During his lifetime John Dowland was one of the few English composers whose fame spread throughout Europe. He has never been entirely forgotten although his music was almost completely ignored during the whole of the eighteenth century and most of the nineteenth. The early twentieth century saw a dawning recognition among scholars and specialists of the rare quality of his work. This work is a comprehensive and exhaustive collection of Dowland's compositions for the Lute, with critical commentaries, lists of sources and biographical notes, as thoroughly compiled and edited by Diana Poulton and Basil Lam. The music is presented in both keyboard notation and Lute tablature.

The End of Early Music: A Period Performer's History of Music for the Twenty-First Century by Bruce Haynes

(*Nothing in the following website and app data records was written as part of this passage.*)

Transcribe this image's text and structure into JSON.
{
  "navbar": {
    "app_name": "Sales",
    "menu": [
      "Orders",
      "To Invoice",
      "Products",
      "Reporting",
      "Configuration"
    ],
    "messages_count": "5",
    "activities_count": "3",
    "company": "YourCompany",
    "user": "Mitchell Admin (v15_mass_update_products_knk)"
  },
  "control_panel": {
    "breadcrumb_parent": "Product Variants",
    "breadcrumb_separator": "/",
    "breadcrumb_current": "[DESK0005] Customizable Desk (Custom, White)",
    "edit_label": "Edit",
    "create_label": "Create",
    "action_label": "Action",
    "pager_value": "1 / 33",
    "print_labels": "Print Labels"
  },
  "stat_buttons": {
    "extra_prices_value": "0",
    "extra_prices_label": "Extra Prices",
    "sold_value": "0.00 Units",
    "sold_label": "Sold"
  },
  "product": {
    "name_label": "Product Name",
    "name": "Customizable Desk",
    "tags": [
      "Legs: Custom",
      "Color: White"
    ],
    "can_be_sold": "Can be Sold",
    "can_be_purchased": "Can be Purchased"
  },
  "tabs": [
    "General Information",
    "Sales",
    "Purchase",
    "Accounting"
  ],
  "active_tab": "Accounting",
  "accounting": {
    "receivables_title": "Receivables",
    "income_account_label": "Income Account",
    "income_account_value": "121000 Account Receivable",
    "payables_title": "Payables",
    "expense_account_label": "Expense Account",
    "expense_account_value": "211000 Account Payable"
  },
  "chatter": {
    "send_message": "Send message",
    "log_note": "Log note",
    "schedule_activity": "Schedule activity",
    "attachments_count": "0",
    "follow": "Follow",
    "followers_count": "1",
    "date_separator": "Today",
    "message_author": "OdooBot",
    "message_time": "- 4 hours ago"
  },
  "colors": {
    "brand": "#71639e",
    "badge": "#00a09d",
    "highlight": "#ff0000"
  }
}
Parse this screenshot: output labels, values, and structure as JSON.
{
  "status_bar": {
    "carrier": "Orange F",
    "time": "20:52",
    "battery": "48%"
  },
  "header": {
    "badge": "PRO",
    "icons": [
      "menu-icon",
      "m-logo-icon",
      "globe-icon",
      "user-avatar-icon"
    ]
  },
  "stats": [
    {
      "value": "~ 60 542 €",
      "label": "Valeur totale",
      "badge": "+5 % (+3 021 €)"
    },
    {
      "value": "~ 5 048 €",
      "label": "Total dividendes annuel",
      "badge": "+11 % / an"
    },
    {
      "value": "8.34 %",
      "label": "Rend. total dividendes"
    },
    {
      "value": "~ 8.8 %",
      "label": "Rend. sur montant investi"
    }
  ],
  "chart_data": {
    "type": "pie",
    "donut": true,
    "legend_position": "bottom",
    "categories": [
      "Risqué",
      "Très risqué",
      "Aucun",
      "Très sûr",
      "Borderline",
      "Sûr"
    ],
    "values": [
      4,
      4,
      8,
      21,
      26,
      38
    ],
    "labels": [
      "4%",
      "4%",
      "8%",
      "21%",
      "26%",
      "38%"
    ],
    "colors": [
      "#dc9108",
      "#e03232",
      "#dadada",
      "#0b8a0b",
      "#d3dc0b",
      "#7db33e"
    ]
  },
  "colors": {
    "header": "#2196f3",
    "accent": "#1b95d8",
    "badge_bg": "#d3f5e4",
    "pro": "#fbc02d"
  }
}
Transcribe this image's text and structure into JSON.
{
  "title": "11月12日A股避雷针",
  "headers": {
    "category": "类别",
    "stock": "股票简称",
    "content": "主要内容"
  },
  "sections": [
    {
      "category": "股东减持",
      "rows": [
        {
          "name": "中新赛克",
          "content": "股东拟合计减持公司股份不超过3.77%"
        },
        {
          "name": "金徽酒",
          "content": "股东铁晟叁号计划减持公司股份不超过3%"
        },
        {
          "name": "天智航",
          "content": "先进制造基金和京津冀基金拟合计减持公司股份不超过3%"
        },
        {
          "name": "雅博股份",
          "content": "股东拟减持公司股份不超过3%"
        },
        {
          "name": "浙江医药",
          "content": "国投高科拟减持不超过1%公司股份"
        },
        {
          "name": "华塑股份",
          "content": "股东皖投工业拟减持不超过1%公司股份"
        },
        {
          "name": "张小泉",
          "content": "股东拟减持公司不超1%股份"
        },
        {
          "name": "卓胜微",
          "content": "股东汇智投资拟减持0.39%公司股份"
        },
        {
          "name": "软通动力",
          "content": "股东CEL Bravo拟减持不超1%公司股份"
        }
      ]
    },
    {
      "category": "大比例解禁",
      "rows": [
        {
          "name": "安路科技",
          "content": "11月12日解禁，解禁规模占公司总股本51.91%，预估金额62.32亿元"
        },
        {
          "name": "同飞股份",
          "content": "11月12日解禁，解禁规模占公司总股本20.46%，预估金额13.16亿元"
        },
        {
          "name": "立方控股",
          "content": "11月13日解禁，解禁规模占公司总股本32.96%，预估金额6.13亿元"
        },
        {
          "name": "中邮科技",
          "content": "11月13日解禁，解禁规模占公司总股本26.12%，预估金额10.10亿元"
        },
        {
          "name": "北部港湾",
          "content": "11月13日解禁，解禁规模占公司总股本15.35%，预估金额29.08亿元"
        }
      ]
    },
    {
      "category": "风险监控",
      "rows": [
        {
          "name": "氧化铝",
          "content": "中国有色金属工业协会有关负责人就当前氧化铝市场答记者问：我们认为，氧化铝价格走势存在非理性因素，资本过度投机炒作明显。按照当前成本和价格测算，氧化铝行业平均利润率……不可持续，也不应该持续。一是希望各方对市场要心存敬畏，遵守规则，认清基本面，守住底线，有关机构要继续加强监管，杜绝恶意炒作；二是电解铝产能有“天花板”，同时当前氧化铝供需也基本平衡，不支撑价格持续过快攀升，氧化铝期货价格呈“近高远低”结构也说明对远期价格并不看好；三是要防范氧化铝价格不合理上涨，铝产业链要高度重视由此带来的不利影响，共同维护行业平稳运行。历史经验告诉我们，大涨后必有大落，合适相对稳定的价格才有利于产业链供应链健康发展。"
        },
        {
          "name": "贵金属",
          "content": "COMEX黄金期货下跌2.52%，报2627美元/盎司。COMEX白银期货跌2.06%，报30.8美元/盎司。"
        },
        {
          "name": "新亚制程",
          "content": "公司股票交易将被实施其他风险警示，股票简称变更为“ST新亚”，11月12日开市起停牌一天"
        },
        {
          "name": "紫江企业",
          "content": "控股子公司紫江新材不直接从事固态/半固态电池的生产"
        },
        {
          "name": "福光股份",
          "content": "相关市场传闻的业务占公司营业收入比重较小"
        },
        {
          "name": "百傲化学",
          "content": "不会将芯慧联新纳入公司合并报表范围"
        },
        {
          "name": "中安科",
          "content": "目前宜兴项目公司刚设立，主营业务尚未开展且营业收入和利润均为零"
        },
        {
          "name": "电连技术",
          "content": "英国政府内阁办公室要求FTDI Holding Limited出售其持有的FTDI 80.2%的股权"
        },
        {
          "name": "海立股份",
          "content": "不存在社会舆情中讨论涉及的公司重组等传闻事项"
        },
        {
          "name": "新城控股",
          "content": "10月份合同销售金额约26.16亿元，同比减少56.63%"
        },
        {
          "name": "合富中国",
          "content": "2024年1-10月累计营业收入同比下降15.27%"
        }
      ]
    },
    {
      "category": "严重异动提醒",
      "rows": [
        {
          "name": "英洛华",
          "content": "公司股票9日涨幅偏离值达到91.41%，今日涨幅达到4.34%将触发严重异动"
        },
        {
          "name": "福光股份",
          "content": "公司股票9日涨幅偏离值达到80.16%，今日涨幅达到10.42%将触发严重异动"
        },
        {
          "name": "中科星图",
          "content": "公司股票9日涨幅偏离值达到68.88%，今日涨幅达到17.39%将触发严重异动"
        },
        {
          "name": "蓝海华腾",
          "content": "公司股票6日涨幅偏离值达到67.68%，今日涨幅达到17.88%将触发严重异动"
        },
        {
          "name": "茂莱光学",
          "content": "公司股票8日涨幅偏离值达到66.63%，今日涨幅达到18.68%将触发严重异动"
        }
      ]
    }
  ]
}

Part history, part explanation of early music, this book also plays devil's advocate, criticizing current practices and urging experimentation. Haynes, a veteran of the early music movement, describes a vision of the future that involves improvisation, rhetorical expression, and composition. This work is written for musicians and non-musicians alike. 304 pages

Francesco da Milano: Complete Works for Lute Vol. 1 edited by Ruggero. Chiesa

Original works for lute by Francesco Da Milano and transcribed into modern notation (treble clef) by Ruggero Chiesa.

Francesco da Milano: Complete Works for Lute Vol. 2. edited by Ruggero Chiesa

Vocal works arranged by Francesco Da Milano for solo lute and transcrbed into modern notation (treble clef) by Ruggero Chiesa.

Sylvius Leopold Weiss: Intavolatura di Liuto edited by Ruggero Chiesa

Drawing primarily upon manuscripts in the British and Dresden Museums, Ruggero Chiesa presents here transcriptions of Weiss works in modern notation.

Luis Milan on Sixteenth Century Performance Practice by Luis Gasser

Luis Milán (1536-1561) was a lutenist, singer, composer, and poet. His collection of lute tablatures, El Maestro, is the first book of instrumental music known to have been printed in Spain. Luis Gásser discusses Milán's attention to modality, his use of meter, and the ornamentation in his songs and fantasías. Luis Gasser, Professor at the University of Barcelona, holds degrees from Barcelona Conservatory, Schola Cantorum Basiliensis, and Stanford University. Like his subject, he is active as a composer, writer and performer on guitar and lute.